40) Shores of Null – Quiescence


Candlelight Records – 2014/03/24

What I said then: You don’t often get to associate the word ‘beautiful’ with death metal, but that’s what Quiescence is: beautiful death metal.
What I say now: This is somewhat more aggressive than memory served. But so it should be. I remembered the excellent gothic parts, but I needed the reminder of how kickass the death passages are.

41) Außerwelt – Our Lives Out of Balance


Self-released – 2014/09/21

What I said then: It truly is a remarkable ep; every listen unearths something new, nuances in song structure that, while not immediately noticeable, make every song completely and truly vital.
What I say now: As much as I love Our Lives Out of Balance, I still feel I’ve underrated it. It plays with black metal tropes like a cat with its prey. It sounds familiar but is remarkably different.
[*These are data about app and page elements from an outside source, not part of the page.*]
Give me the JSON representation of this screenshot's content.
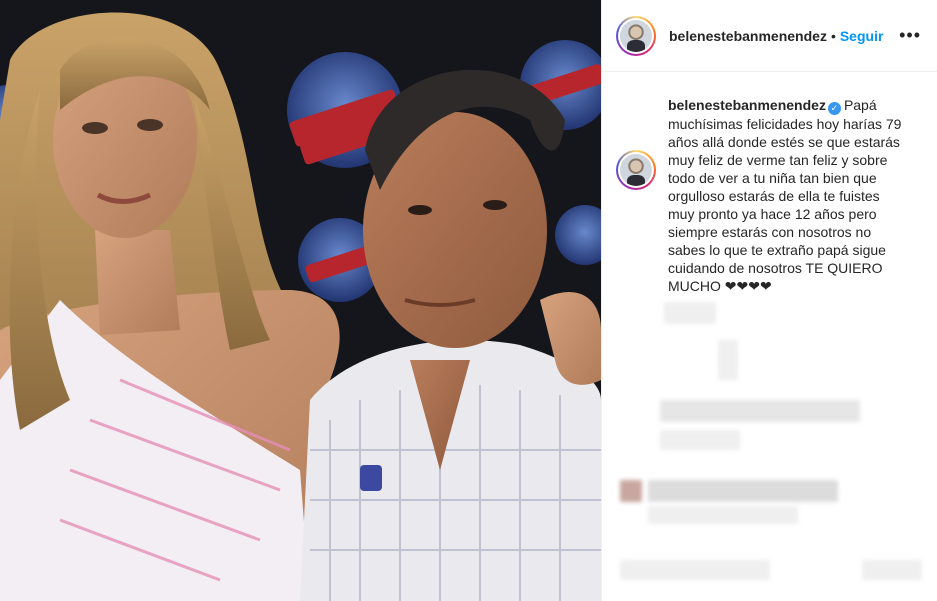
{
  "post": {
    "username": "belenestebanmenendez",
    "follow_label": "Seguir",
    "separator": "•",
    "more_icon": "more-horizontal-icon",
    "caption": "Papá muchísimas felicidades hoy harías 79 años allá donde estés se que estarás muy feliz de verme tan feliz y sobre todo de ver a tu niña tan bien que orgulloso estarás de ella te fuistes muy pronto ya hace 12 años pero siempre estarás con nosotros no sabes lo que te extraño papá sigue cuidando de nosotros TE QUIERO MUCHO ❤❤❤❤",
    "verified_icon": "verified-badge-icon"
  },
  "colors": {
    "accent": "#0095f6",
    "verified": "#3897f0",
    "text": "#262626",
    "border": "#efefef"
  }
}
42) Black Khox – Akab


Self-released – 2014/04/20

What I said then: Once the sample fanfare ended and the rock started, I was left with an ear to ear grin.
What I say now: There’s way more fun contained here than should be legal. I’m sure some will say it needs more polish, but they’re the sort of people who think no social event is complete without doilies.

43) Vermin Womb – Permanence


Throatruiner Records – 2014/09/01

What I said then: Its merciless, pitiless, remorseless blast-driven beat underscores some of the nastiest guitar work I’ve heard this year.
What I say now: Permanence goes way past nasty. This is the sonic equivalent of violently hate-fucking in filth. It’s hateful, malicious, and contemptuous. It would kill you if it could.

44) Old Man Gloom – The Ape of God


Profound Lore Records – 2014/11/11

What I said then: Much like a mad emperor, it effortlessly commands you, but you cannot be at ease.
What I say now: The decision to write fewer tracks but make them substantially longer paid dividends. This isn’t only the superior Ape of God; this is an outstanding album in its own right.

45) Twilight – III: Beneath Trident’s Tomb


Century Media Records – 2014/03/17

What I said then: Twilight is black metal that embodies the death of light of their namesake phenomena.
What I say now: It’s a crying shame that Twilight have gone their separate ways, as they improved with every release. Beneath Trident’s Tomb is sinister black metal performed at the highest standard.

46) Anopheli – A Hunger Rarely Sated


Self-released – 2014/04/24

What I said then: The combination of harsh, crusty guitars and more elegant string sections create an e.p. that is beautiful in its anger, furious in its eloquence.
What I say now: It still seems somewhat antithetical for a crust album to not be 100% grimey, but credit to Anopheli, they have successfully incorporated lighter, cleaner elements without losing impact.

47) ACxDC – Antichrist Demoncore


Melotov Records – 2014/06/24

What I said then: The sheer level of audio violence crammed into these twenty odd minutes is truly inspiring.
What I say now: Wild and anarchic, I had forgotten just how punishing this album was. There is no safe volume level for this. Played at one, it’ll start a fight. At eleven, it’ll start wars.

48) Amnesian – No Atonement


Self-released – 2014/02/08

What I said then: I could easily ramble about the quality of the performers, but I’d rather marvel in the creation of a sound that is distinctly, and uniquely, Amnesian.
What I say now: It may seem a bit low on the list, but I love Amnesian. They approach grind in a way that still seems fresh almost a year after this was released. An amazing new band.

49) Fvck Mountain – Dead Dogs


Self-released – 2014/10/02

What I said then: As I listened to Dead Dogs it slowly dawned on me that I may be listening to the best hardcore release of the year.
What I say now: I was right; it is 2014’s best hardcore release. They strike a balance between technical skill and pure vitriol that is desperately lacking across the genre as a whole.

50) Morbus Chron – Sweven


Century Media Records – 2014/02/24

What I said then: Their music has an otherworldly quality to it now, which allows them to expand their songwriting into progressive territory, while still indulging in the supernatural.
What I say now: Sweven remains a stand out album for straight up death metal. What it trades out in tempo it more than makes up in composition. Swedeath has a bright future here.